The virus has left a lasting imprint on the present generation. Many people have not yet recovered fully from the infection and many others still lamenting on the loss of their dear ones and coping with the new realities. It is understandable that the pains will take long time to perish.
Apart from such tragedies all over the world, which probably get less attention of the governments than immediate priorities of bringing down the infection rates and getting out of blame, the world is also witnessing new ways of social interactions. Many people consider it as positive which is actually a reinforcement of the pre-COVID technology drivers. Such a social interaction had started with the widespread use of cell phones for both social and economic interactions. We are witnessing a form of digital dogmatism where people’s life are dictated by information received through the media- electronic and cell phones. It is an era where the other person in physical form is not important in life but they are important as forwarded entities. We increasingly consider the other person only as an entity to be avoided in physical terms!
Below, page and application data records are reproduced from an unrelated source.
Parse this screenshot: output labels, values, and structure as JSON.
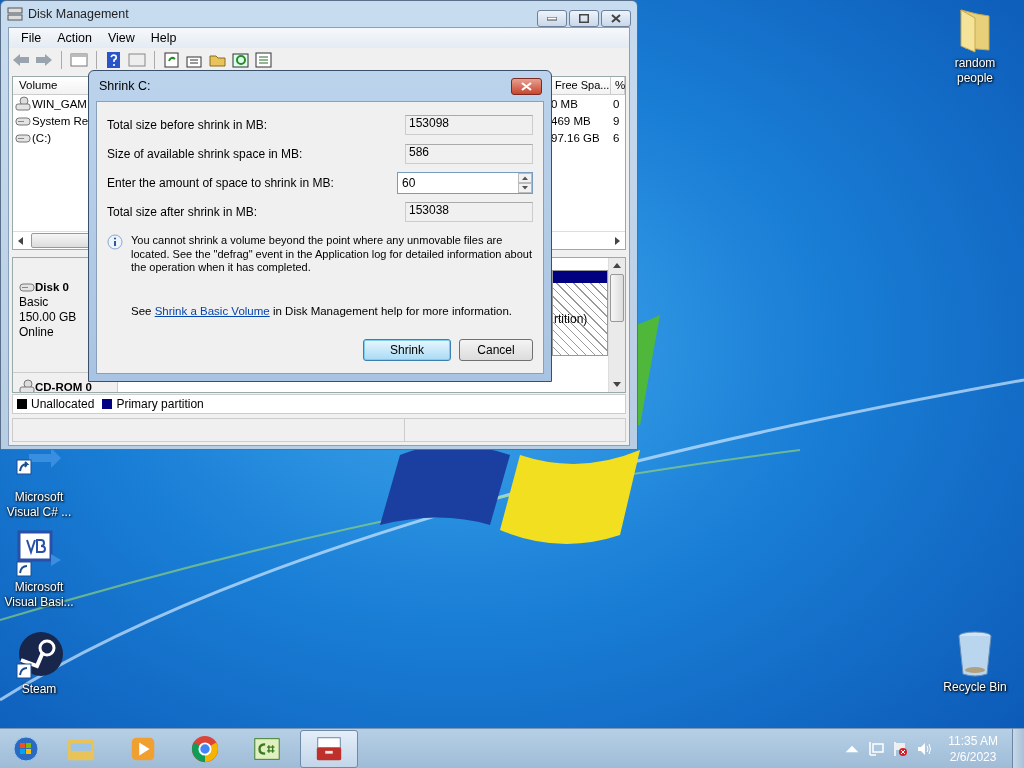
{
  "desktop_icons": [
    {
      "label": "random people",
      "kind": "folder"
    },
    {
      "label": "Microsoft Visual C# ...",
      "kind": "csharp"
    },
    {
      "label": "Microsoft Visual Basi...",
      "kind": "vb"
    },
    {
      "label": "Steam",
      "kind": "steam"
    },
    {
      "label": "Recycle Bin",
      "kind": "recycle"
    }
  ],
  "window": {
    "title": "Disk Management",
    "menu": [
      "File",
      "Action",
      "View",
      "Help"
    ],
    "volume_list": {
      "columns": [
        "Volume",
        "Free Spa...",
        "%"
      ],
      "rows": [
        {
          "volume": "WIN_GAM",
          "free_space": "0 MB",
          "percent": "0",
          "kind": "cdrom"
        },
        {
          "volume": "System Re",
          "free_space": "469 MB",
          "percent": "9",
          "kind": "disk"
        },
        {
          "volume": "(C:)",
          "free_space": "97.16 GB",
          "percent": "6",
          "kind": "disk"
        }
      ]
    },
    "disks": [
      {
        "name": "Disk 0",
        "kind": "disk",
        "details": [
          "Basic",
          "150.00 GB",
          "Online"
        ],
        "partition_label": "rtition)"
      },
      {
        "name": "CD-ROM 0",
        "kind": "cdrom"
      }
    ],
    "legend": [
      {
        "label": "Unallocated",
        "color": "#000000"
      },
      {
        "label": "Primary partition",
        "color": "#000080"
      }
    ]
  },
  "dialog": {
    "title": "Shrink C:",
    "fields": [
      {
        "label": "Total size before shrink in MB:",
        "value": "153098",
        "kind": "readonly"
      },
      {
        "label": "Size of available shrink space in MB:",
        "value": "586",
        "kind": "readonly"
      },
      {
        "label": "Enter the amount of space to shrink in MB:",
        "value": "60",
        "kind": "spin"
      },
      {
        "label": "Total size after shrink in MB:",
        "value": "153038",
        "kind": "readonly"
      }
    ],
    "info": "You cannot shrink a volume beyond the point where any unmovable files are located. See the \"defrag\" event in the Application log for detailed information about the operation when it has completed.",
    "help": {
      "before": "See",
      "link": "Shrink a Basic Volume",
      "after": "in Disk Management help for more information."
    },
    "buttons": [
      {
        "label": "Shrink",
        "default": true
      },
      {
        "label": "Cancel",
        "default": false
      }
    ]
  },
  "taskbar": {
    "apps": [
      {
        "kind": "explorer",
        "selected": false
      },
      {
        "kind": "media",
        "selected": false
      },
      {
        "kind": "chrome",
        "selected": false
      },
      {
        "kind": "csharp",
        "selected": false
      },
      {
        "kind": "diskmgmt",
        "selected": true
      }
    ],
    "clock": {
      "time": "11:35 AM",
      "date": "2/6/2023"
    }
  }
}
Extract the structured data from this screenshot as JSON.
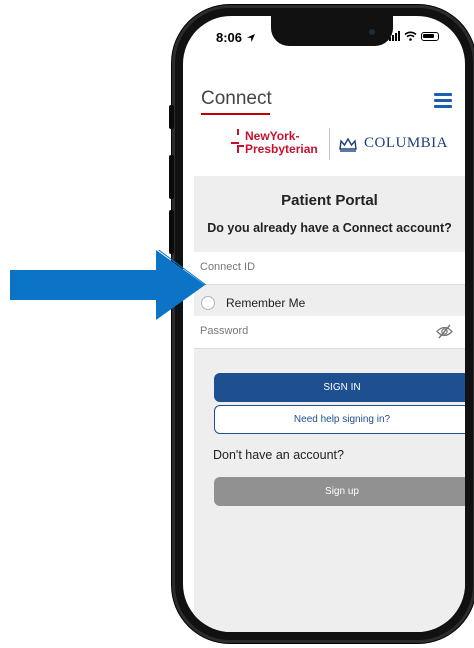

The interactions are now extremely common for various purposes- Administration including pandemic control, education from the primary to university levels, academic which includes webinars on scholarly topics. It also includes clinical consultations between doctors and patients. This is also a period where we started witnessing extensive misuse of such a platform. Every day, we hear such stories in the media which include honeytraps to threats for extortion of money. But due to the open nature of such technologies, solving of such cases has also become easier for the police.
It is unfortunate that messages are also used to generate falsities, lies and to some extent info terror among people. The pandemic gave an opportunity to expand the already existing such tendencies in the society to a wider platform. Even with respect to COVID, we found in our studies that there were panic generating messages which had been liberally circulated. These were followed by humorous ones, which make fun of people, countries and even the patients, popularly known as social media trolls. A large number cross-posted messages fell into these two categories. A number of forwards try awareness generation using false information received from unknown sources. Unfortunately, updates on government activities are not popular and least forwarded. Partly correct or even incorrect ‘medical’ messages are also being circulated.
The world is looking forward at the moment to the probability of ending this phase in their life as this is indeed an unusual experience to the entire generation. It is in this context, that the current obsession with mobile screen addiction could be also used for a social purpose. The ‘finger consciousness’ certainly has limitations which include sensory limitations as the brain is involved indirectly through several intermediary channels of the body starting with the finger as against direct perceptions.
Despite the negativities associated with such a platform, there are huge possibilities in future for developing a knowledge-based society. This platform is also useful for achieving some of the universal goals that the world community has identified. There are huge possibilities in using this technology for realizing many of the Sustainable Development Goals as well as positive health agenda. What is required is developing a suitable methodological approach which is completely context-based for this purpose.
In class room teaching too, there are opportunities especially in the higher education context although there are negativities too such as widespread ‘digital absenteeism’ and ‘notional attendance’ in such digital classes as there are video and voice dichotomies. In school education, the usual three A’s- Accessibility, Availability and Affordability- predominate. But it has also given an opportunity to expose the new generation, at least some of them, to many world class and established scholars which otherwise would not have been possible. I would consider that in both health and higher education, such technological platforms should be widely utilised and they should continue even during the post-pandemic period. This should be done with subsidized net accessibility through State-sponsored media.
(Professor K Rajasekharan Nayar is affiliated to Global Institute of Public Health and Santhigiri Research Foundation, Thiruvananthapuram)